    E-1 and E-2 visas can be issued for up to five years and are renewable indefinitely as long as the company and the individual continues to qualify for E-1 or E-2 status.

    Upon each entry to the United States, E-1 and E-2 visa holders are generally granted two years of E status on Form I-94 as long as the E-1 or E-2 visa is valid at the time of entry.

    Spouses and dependent children under 21 of E-1 or E-2 visa recipients are also eligible for E-1 or E-2 dependent visas. Moreover, spouses of E visa holders are eligible to apply for employment authorization after they enter the United States.

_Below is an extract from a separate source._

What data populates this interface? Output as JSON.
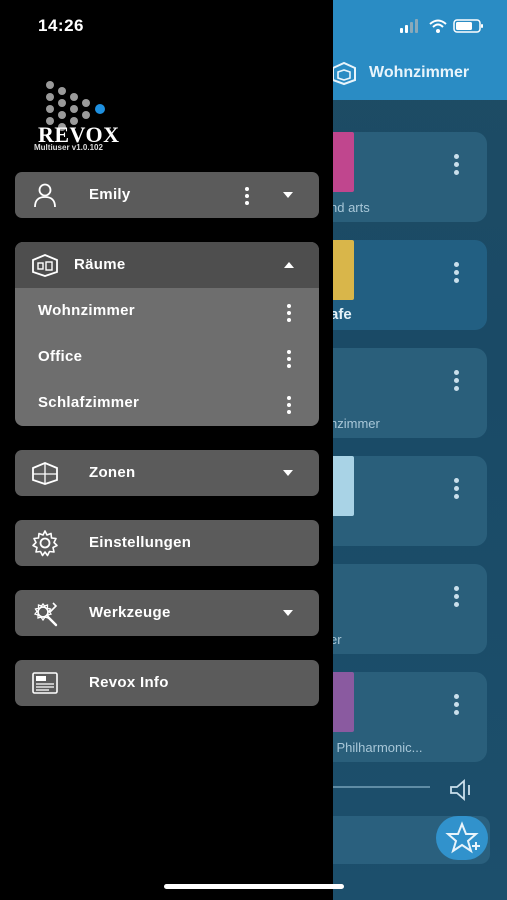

    E-1 or E-2 nonimmigrants who do not plan to travel internationally may apply to extend their status for up to two years by filing an application with the U.S. Citizenship & Immigration Services.